>
>    host:          host-name validation: The value vh will be the ASCII
>                   string in the following format:
>                   "<scheme>://<host>:<port>", where <scheme>, <host>,
>                   and <port> are the URI components corresponding to the
>                   currently accessing resource.
>
> 5. By "currently accessing resource", you mean the source system,
> correct?  It might be better to rephrase that so it is clear since
> this is important to developers.
> -----
> 6. In Section 8, it is the reason parameter of the INIT that lets you
> know if t is 'valid', correct?
>    Authentication-initializing messages with the
>    Optional-WWW-Authenticate header are used only where the 401-INIT
>    response is valid.  It will not replace other 401-type messages such
>    as 401-STALE and 401-KEX-S1.
>
> I think it would be helpful to explicitly state what is a valid
> response unless that is defined already and I missed it?  I think it
> depends on the token or extensive token set in the reason parameter of
> the INIT message.
>
> ----
> 7. In section 10.1, if you change "normal responses" to "normal
> response", it is easier to fix the grammar in the following sentences:
>
>    This also
>    holds true for the reception of "normal responses" (responses which
>    do not contain Mutual authentication-related headers) from HTTP
>    servers.
> change to:
>    This also
>    holds true for the reception of a "normal response" (responses which
>    do not contain Mutual authentication-related headers) from HTTP
>    servers.
>
> from:
>       Any kinds of "normal responses" MUST only be accepted for the very
>       first request in the sequence.  Any "normal responses" returned
>       for the second or later requests in the sequence SHALL be
>       considered invalid.
> change to:
>       Any kind of "normal response" MUST only be accepted for the very
>       first request in the sequence.  Any "normal response" returned
>       for the second or later request in the sequence SHALL be
>       considered invalid.
>
> ------
> 8. Section 10.1, please consider rewording the following sentences to
> make it easier to read:
>    o  In the same principle, any responses which refer to or request
>       changing to an authentication realm different from the client's
>       request MUST only be accepted for the very first request in the
>       sequence.  Any kind of responses referring to different realms
>       which are returned for the second or later requests in the
>       sequence SHALL be considered invalid.
> -----
> 9. In section 17.2, it might be helpful to include a reference to the
> TLS 1.2 BCP, RFC7525.  The bullet might say something like, when TLS
> 1.2 is used, follow best practices in RFC7525.
> -----
> 10. Section 17.3 is the first place I see a clear motivation for this
> protocol.  It might help to have this stated in the introduction.
> Although the points about password attacks in section 17.2 leave me
> questioning how much of an improvement this really is.  How much
> analysis was done on this new method?
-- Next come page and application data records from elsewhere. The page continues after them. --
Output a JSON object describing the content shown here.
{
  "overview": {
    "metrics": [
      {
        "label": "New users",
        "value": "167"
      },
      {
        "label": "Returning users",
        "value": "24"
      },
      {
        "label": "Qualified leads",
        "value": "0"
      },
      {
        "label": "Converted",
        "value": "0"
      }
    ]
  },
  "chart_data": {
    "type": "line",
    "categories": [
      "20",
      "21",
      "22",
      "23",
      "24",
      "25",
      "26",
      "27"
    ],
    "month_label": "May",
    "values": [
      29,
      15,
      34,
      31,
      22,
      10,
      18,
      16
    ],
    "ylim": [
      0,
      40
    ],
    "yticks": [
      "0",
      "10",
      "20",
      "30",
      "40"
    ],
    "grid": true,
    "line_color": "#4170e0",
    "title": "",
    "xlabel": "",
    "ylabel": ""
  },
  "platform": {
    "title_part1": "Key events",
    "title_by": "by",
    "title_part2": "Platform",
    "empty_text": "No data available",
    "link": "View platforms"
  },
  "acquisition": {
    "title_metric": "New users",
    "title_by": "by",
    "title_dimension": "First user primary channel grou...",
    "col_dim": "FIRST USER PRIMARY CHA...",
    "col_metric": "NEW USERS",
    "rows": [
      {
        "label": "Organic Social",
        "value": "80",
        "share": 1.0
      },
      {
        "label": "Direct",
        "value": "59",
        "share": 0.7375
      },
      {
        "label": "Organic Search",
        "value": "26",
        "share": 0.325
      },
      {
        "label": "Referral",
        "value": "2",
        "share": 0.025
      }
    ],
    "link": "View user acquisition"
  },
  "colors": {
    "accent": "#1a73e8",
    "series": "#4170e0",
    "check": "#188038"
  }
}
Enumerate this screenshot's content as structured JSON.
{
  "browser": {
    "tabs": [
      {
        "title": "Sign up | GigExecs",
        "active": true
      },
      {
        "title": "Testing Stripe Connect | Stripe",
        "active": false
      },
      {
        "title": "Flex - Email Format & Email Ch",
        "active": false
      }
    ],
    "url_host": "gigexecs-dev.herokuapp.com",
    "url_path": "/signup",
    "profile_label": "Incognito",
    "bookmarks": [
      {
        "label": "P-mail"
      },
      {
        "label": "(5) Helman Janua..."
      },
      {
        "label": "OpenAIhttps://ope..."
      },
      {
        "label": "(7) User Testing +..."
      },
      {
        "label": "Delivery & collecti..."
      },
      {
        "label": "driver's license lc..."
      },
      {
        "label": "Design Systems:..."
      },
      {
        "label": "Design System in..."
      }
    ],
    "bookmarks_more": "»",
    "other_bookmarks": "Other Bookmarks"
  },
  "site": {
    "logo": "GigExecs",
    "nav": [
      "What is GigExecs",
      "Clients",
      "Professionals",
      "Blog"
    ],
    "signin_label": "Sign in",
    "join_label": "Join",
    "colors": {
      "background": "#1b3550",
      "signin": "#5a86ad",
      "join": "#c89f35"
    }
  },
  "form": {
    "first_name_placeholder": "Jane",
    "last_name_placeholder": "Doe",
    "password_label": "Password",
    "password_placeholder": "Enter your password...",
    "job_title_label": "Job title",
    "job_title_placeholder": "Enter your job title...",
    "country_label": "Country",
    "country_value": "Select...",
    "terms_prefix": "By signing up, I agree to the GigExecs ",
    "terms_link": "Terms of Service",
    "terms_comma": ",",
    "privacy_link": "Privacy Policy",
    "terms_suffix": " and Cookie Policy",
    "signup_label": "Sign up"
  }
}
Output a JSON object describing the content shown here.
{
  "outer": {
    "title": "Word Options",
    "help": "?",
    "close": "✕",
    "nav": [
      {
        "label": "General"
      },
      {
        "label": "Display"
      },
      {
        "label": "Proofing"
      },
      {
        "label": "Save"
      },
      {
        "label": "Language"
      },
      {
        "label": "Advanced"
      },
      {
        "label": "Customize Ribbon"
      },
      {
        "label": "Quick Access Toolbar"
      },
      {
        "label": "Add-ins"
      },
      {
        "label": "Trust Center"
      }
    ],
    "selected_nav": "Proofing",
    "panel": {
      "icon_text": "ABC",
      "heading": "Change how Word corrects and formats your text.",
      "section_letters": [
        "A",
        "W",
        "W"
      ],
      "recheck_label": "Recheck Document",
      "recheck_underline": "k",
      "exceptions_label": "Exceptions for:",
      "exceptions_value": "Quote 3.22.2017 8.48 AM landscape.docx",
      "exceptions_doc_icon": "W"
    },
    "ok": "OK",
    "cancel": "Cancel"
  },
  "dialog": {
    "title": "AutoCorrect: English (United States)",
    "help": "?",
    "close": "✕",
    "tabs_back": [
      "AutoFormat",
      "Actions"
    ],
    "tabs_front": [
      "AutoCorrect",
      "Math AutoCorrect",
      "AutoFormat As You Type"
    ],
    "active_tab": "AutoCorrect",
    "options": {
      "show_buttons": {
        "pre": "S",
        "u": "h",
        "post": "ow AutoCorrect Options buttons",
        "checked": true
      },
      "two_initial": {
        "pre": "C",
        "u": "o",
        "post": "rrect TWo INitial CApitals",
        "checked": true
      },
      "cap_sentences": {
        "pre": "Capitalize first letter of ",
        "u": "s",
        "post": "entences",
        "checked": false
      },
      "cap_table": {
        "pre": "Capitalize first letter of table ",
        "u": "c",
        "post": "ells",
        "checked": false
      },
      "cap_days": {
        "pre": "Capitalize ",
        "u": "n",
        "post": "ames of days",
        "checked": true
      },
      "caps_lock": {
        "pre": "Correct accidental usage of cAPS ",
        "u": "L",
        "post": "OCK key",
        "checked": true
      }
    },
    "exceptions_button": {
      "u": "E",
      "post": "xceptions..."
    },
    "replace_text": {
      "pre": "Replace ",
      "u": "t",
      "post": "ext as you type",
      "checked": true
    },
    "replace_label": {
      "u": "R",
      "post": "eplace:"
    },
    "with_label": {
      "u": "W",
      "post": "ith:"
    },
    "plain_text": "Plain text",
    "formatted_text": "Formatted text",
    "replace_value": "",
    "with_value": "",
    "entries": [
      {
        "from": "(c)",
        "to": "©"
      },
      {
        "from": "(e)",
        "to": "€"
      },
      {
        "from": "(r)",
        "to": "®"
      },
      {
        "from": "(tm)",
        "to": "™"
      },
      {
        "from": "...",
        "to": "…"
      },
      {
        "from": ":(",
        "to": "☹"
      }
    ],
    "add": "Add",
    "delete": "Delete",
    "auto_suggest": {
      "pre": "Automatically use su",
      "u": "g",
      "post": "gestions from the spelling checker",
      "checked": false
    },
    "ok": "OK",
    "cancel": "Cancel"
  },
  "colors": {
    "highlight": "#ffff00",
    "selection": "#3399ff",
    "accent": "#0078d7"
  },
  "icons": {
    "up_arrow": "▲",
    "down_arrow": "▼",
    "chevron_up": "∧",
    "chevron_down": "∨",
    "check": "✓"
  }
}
I know the drafts have been
> around for a while.  I'd have to take another pass at the documents to
> dig deeper, but would like to know if this analysis was done.  Can you
> make the statement that this is more secure?  The motivation for HOBA
> was clear - getting rid of the use of passwords.
>
> Passwords are not sent in the clear, but this isn't stated in a
> motivation section.  It just is part of the protocol and mentioned at
> the end of section 17.5.  It might be helpful to include this in the
> introduction as well in a motivation paragraph.  The abstract saying
> that, "server truly knows the user's
> encrypted password" isn't the same as saying that the password is
> encrypted on the wire and doesn't rely on transport encryption.
> -----
> 11. Section 17.3.  I'm not clear on this sentence in the last paragraph:
>    Of course, in such cases, the user interfaces for asking passwords
>    for this authentication shall be clearly identifiable against
>    imitation by other insecure password input fields (such as forms).
> Common attacks of this nature would be to direct users to a form that
> isn't the real form.  Is it the mutual authentication that helps here?
>  If so, explain how.  How is it clearly identifiable against
> imitation?
>
> --
>
> Best regards,
> Kathleen



-- 

Best regards,
Kathleen